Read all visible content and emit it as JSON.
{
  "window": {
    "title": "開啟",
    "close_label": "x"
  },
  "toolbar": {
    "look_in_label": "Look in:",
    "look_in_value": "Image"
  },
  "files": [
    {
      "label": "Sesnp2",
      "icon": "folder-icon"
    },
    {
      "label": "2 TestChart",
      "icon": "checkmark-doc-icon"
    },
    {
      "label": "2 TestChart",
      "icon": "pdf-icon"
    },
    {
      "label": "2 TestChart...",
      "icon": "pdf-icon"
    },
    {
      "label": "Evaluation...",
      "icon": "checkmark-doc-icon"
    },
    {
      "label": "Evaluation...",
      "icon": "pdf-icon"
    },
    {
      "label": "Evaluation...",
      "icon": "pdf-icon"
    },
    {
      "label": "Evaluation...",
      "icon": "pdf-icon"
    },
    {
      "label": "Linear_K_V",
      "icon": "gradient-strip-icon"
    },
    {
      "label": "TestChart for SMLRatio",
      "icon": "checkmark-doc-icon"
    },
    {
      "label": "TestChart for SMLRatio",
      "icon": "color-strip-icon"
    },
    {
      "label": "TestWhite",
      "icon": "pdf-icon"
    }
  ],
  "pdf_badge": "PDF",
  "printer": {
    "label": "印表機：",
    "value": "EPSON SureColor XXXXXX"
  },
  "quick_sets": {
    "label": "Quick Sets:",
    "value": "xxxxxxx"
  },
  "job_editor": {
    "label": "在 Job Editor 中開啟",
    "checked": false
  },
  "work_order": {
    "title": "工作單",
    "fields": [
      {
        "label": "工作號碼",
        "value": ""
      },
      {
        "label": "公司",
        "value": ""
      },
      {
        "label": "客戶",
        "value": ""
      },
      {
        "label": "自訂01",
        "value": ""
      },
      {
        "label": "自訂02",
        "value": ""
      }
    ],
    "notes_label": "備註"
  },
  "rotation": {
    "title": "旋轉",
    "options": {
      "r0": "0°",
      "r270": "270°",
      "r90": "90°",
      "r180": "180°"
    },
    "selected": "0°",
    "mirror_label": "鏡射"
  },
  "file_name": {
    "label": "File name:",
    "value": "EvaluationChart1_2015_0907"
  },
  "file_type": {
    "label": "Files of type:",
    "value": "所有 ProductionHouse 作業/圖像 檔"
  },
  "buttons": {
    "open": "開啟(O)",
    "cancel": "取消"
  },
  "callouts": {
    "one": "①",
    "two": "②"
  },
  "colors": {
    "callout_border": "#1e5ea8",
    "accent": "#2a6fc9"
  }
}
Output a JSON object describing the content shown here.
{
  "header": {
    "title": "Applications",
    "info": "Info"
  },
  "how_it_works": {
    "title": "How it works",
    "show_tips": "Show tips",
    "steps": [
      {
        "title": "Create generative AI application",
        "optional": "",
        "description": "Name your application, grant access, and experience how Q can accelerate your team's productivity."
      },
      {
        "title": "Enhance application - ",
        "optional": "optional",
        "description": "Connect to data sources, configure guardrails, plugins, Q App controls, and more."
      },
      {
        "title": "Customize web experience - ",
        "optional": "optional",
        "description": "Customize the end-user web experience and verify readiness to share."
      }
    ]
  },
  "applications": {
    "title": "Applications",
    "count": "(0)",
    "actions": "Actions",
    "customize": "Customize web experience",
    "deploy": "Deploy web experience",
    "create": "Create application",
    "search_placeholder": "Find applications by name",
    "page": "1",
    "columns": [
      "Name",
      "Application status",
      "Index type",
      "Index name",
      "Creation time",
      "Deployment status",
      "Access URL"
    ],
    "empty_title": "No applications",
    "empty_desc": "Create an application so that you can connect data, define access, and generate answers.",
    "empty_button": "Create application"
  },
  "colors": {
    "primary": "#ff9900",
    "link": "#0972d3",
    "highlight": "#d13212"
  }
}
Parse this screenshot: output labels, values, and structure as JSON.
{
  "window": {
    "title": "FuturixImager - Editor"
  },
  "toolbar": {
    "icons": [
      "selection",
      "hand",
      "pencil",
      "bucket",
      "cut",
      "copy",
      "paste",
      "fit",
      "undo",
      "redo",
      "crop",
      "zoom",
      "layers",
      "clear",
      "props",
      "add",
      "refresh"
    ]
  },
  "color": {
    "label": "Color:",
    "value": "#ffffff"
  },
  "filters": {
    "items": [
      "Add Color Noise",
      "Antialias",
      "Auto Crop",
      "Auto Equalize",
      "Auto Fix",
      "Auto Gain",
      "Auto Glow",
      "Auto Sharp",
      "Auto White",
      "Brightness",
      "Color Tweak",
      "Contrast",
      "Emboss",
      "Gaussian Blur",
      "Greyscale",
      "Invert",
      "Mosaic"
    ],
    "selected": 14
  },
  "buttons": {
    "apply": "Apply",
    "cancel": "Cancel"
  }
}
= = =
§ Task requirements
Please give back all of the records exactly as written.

§ Final answer
Read all visible content and emit it as JSON.
{
  "window": {
    "title": "開啟",
    "close_label": "x"
  },
  "toolbar": {
    "look_in_label": "Look in:",
    "look_in_value": "Image"
  },
  "files": [
    {
      "label": "Sesnp2",
      "icon": "folder-icon"
    },
    {
      "label": "2 TestChart",
      "icon": "checkmark-doc-icon"
    },
    {
      "label": "2 TestChart",
      "icon": "pdf-icon"
    },
    {
      "label": "2 TestChart...",
      "icon": "pdf-icon"
    },
    {
      "label": "Evaluation...",
      "icon": "checkmark-doc-icon"
    },
    {
      "label": "Evaluation...",
      "icon": "pdf-icon"
    },
    {
      "label": "Evaluation...",
      "icon": "pdf-icon"
    },
    {
      "label": "Evaluation...",
      "icon": "pdf-icon"
    },
    {
      "label": "Linear_K_V",
      "icon": "gradient-strip-icon"
    },
    {
      "label": "TestChart for SMLRatio",
      "icon": "checkmark-doc-icon"
    },
    {
      "label": "TestChart for SMLRatio",
      "icon": "color-strip-icon"
    },
    {
      "label": "TestWhite",
      "icon": "pdf-icon"
    }
  ],
  "pdf_badge": "PDF",
  "printer": {
    "label": "印表機：",
    "value": "EPSON SureColor XXXXXX"
  },
  "quick_sets": {
    "label": "Quick Sets:",
    "value": "xxxxxxx"
  },
  "job_editor": {
    "label": "在 Job Editor 中開啟",
    "checked": false
  },
  "work_order": {
    "title": "工作單",
    "fields": [
      {
        "label": "工作號碼",
        "value": ""
      },
      {
        "label": "公司",
        "value": ""
      },
      {
        "label": "客戶",
        "value": ""
      },
      {
        "label": "自訂01",
        "value": ""
      },
      {
        "label": "自訂02",
        "value": ""
      }
    ],
    "notes_label": "備註"
  },
  "rotation": {
    "title": "旋轉",
    "options": {
      "r0": "0°",
      "r270": "270°",
      "r90": "90°",
      "r180": "180°"
    },
    "selected": "0°",
    "mirror_label": "鏡射"
  },
  "file_name": {
    "label": "File name:",
    "value": "EvaluationChart1_2015_0907"
  },
  "file_type": {
    "label": "Files of type:",
    "value": "所有 ProductionHouse 作業/圖像 檔"
  },
  "buttons": {
    "open": "開啟(O)",
    "cancel": "取消"
  },
  "callouts": {
    "one": "①",
    "two": "②"
  },
  "colors": {
    "callout_border": "#1e5ea8",
    "accent": "#2a6fc9"
  }
}
Output a JSON object describing the content shown here.
{
  "header": {
    "title": "Applications",
    "info": "Info"
  },
  "how_it_works": {
    "title": "How it works",
    "show_tips": "Show tips",
    "steps": [
      {
        "title": "Create generative AI application",
        "optional": "",
        "description": "Name your application, grant access, and experience how Q can accelerate your team's productivity."
      },
      {
        "title": "Enhance application - ",
        "optional": "optional",
        "description": "Connect to data sources, configure guardrails, plugins, Q App controls, and more."
      },
      {
        "title": "Customize web experience - ",
        "optional": "optional",
        "description": "Customize the end-user web experience and verify readiness to share."
      }
    ]
  },
  "applications": {
    "title": "Applications",
    "count": "(0)",
    "actions": "Actions",
    "customize": "Customize web experience",
    "deploy": "Deploy web experience",
    "create": "Create application",
    "search_placeholder": "Find applications by name",
    "page": "1",
    "columns": [
      "Name",
      "Application status",
      "Index type",
      "Index name",
      "Creation time",
      "Deployment status",
      "Access URL"
    ],
    "empty_title": "No applications",
    "empty_desc": "Create an application so that you can connect data, define access, and generate answers.",
    "empty_button": "Create application"
  },
  "colors": {
    "primary": "#ff9900",
    "link": "#0972d3",
    "highlight": "#d13212"
  }
}
Parse this screenshot: output labels, values, and structure as JSON.
{
  "window": {
    "title": "FuturixImager - Editor"
  },
  "toolbar": {
    "icons": [
      "selection",
      "hand",
      "pencil",
      "bucket",
      "cut",
      "copy",
      "paste",
      "fit",
      "undo",
      "redo",
      "crop",
      "zoom",
      "layers",
      "clear",
      "props",
      "add",
      "refresh"
    ]
  },
  "color": {
    "label": "Color:",
    "value": "#ffffff"
  },
  "filters": {
    "items": [
      "Add Color Noise",
      "Antialias",
      "Auto Crop",
      "Auto Equalize",
      "Auto Fix",
      "Auto Gain",
      "Auto Glow",
      "Auto Sharp",
      "Auto White",
      "Brightness",
      "Color Tweak",
      "Contrast",
      "Emboss",
      "Gaussian Blur",
      "Greyscale",
      "Invert",
      "Mosaic"
    ],
    "selected": 14
  },
  "buttons": {
    "apply": "Apply",
    "cancel": "Cancel"
  }
}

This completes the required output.